The fiscal and current account deficits as well as the lower foreign exchange reserves are likely to continue to exert pressure on the Kenyan shilling in 2019.
Analysts at Citi Global Markets, the investment banking arm of multinational bank Citigroup, say the shilling is more likely to be influenced by the value of imports as opposed to that of exports which has normally been much lower.
The local currency traded at an average of 101.80 units to the dollar as at 12.20pm last December 24, according to Reuters data, up nearly three per cent compared to the start of the year. It traded at 101.70/101.90 units on Wednesday.
The nominal stability of the currency, even when other market watchers believe it should be weaker, is also reason to forecast its depreciation, say the Citi analysts.
The IMF and the World Bank have maintained the shilling is stronger than it should be. “Ongoing nominal shilling stability, inflation differentials and the twin deficits in Kenya all mean that most economic forecasts will continue to point to further Kenyan shilling weakness in 2019,” says Citi.

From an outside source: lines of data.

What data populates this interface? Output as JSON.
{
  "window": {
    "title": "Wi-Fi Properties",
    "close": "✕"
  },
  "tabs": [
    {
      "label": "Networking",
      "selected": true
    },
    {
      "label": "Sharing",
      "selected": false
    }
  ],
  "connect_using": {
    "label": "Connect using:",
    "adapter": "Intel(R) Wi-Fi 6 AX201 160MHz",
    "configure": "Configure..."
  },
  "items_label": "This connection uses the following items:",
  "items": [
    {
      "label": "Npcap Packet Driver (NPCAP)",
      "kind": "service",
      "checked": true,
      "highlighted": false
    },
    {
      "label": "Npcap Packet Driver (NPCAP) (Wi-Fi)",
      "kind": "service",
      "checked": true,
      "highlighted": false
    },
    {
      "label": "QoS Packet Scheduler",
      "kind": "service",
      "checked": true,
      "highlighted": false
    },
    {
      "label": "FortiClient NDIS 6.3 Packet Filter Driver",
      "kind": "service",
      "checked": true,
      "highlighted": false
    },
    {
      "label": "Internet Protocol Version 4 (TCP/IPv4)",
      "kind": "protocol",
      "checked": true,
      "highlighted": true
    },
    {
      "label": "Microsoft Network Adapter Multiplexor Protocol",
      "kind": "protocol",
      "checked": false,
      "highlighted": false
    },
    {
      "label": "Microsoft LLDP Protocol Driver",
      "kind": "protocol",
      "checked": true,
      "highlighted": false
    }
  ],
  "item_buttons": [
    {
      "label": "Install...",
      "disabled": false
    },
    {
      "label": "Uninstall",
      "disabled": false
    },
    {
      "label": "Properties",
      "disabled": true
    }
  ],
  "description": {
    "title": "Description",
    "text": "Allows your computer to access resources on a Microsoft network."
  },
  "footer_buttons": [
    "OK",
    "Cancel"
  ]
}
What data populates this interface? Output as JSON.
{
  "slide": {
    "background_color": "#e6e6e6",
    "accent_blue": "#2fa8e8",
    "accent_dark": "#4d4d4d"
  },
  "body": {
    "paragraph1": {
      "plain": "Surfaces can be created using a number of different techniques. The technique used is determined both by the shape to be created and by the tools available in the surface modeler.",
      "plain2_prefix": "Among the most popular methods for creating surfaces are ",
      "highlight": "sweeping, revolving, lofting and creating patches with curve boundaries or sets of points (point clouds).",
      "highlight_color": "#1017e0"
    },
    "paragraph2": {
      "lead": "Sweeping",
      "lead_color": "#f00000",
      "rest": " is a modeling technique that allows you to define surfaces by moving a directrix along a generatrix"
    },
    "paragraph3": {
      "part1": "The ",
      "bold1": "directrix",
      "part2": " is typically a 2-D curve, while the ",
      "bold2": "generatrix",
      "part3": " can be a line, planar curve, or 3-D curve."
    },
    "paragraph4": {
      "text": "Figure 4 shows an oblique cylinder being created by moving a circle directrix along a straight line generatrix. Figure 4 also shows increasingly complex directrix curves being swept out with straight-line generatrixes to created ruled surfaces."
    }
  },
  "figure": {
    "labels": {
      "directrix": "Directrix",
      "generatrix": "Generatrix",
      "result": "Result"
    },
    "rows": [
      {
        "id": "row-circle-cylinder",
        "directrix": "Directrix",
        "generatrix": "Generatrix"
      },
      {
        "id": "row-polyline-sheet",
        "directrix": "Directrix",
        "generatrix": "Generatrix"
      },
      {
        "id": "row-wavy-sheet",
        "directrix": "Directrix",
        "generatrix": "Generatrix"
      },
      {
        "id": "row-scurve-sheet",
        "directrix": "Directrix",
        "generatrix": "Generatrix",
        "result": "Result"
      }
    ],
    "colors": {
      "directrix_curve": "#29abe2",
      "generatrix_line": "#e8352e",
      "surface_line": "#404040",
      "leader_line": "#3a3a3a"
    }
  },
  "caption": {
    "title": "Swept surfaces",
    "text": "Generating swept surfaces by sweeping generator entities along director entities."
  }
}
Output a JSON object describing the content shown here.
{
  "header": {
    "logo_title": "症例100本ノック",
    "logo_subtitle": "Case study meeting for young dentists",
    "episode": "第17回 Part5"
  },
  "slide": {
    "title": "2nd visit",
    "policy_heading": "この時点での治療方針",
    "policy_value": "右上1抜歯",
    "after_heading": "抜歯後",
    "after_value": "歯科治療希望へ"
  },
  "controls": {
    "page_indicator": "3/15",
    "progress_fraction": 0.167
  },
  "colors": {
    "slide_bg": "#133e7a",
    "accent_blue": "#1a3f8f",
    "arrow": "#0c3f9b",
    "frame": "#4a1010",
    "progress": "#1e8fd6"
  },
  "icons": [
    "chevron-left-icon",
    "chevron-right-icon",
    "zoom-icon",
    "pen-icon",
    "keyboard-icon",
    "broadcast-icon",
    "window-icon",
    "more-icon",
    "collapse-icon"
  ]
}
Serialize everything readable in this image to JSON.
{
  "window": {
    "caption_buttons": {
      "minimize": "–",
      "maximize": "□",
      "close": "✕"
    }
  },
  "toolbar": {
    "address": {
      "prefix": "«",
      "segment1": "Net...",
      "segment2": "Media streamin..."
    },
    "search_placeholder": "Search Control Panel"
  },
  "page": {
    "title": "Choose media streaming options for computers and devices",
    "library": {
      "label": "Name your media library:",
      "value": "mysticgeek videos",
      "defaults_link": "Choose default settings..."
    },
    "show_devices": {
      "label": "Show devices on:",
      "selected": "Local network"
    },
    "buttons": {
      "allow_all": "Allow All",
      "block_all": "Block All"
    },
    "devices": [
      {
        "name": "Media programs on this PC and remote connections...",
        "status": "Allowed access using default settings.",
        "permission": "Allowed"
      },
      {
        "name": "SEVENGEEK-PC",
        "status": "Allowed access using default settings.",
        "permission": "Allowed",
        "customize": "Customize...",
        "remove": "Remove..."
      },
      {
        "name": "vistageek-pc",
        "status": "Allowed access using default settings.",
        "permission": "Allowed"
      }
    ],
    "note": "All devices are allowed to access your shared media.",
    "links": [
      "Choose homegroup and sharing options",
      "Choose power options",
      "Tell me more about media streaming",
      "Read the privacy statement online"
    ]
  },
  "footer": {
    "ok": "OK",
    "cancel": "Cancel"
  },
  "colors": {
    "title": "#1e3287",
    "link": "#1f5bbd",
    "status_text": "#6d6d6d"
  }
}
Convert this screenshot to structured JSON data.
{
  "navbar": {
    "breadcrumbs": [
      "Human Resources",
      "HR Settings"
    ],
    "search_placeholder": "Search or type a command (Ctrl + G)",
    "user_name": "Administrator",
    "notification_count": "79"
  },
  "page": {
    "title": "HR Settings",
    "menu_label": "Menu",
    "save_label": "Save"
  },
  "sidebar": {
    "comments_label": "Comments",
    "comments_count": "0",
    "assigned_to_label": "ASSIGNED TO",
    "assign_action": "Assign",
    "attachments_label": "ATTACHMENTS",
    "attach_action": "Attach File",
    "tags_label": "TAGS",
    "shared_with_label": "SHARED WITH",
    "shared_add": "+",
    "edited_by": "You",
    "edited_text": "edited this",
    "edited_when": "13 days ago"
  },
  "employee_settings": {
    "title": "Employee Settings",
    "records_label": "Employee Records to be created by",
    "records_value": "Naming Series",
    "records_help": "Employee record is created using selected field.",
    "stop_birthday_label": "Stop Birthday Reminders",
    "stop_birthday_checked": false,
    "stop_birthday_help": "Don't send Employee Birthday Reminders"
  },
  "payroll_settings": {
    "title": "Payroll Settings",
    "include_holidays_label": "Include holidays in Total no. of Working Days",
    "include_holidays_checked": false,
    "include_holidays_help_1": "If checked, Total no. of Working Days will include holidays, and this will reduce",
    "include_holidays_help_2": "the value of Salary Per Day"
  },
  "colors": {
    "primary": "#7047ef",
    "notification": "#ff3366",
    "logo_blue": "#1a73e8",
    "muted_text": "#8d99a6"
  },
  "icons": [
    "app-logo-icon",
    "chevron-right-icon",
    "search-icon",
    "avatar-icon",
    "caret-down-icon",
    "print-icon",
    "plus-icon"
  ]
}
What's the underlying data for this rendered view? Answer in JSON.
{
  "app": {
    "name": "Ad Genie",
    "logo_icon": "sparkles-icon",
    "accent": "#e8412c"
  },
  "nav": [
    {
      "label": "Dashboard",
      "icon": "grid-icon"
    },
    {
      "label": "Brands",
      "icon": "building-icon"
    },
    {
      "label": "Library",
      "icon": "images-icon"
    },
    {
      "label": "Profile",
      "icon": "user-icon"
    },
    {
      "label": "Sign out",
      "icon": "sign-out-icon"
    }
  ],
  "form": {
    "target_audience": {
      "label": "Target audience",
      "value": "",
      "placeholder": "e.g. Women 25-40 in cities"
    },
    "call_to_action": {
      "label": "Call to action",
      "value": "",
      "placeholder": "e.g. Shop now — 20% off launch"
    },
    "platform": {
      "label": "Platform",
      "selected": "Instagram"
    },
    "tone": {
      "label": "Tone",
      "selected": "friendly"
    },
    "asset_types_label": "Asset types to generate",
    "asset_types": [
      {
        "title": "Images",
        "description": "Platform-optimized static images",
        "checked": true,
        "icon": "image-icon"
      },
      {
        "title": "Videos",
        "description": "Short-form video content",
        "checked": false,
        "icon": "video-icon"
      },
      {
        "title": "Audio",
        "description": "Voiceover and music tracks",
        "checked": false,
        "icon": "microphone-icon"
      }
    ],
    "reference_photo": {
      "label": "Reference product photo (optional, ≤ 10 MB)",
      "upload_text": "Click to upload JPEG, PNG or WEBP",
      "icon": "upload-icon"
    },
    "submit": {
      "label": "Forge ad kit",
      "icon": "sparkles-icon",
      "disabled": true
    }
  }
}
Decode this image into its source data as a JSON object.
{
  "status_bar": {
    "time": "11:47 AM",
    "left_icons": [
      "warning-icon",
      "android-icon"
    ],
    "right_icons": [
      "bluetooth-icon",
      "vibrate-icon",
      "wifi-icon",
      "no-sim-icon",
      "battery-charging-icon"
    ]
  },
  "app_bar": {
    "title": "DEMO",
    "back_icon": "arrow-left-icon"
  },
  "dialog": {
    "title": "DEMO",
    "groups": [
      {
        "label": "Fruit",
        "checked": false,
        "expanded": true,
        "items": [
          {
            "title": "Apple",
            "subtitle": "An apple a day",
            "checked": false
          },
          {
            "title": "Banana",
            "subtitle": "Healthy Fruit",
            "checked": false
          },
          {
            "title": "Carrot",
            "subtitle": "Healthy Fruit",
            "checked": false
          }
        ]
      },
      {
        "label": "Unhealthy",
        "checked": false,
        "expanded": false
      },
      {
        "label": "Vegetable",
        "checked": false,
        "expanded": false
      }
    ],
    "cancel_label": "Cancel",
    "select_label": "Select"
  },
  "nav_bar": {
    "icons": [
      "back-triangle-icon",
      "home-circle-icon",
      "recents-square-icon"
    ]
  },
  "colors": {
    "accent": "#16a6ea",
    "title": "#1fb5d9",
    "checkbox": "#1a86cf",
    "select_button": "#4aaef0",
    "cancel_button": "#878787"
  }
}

Most analysts have predicted the Treasury will be unable to meet the targeted fiscal deficit of 6.0 percent in 2018/19 fiscal year while imports are likely to keep the current account deficit elevated. Higher domestic borrowing will increase the supply of local currency while imports will also increase demand for the dollar.
“So perhaps one way of thinking about the Kenya shilling is that once the market starts to assume stability, then that is the time to be concerned about the outlook,” adds Citi.
The investment bank points out that the current levels of foreign exchange reserves are an indicator of the direction the shilling could take, if it were to take it.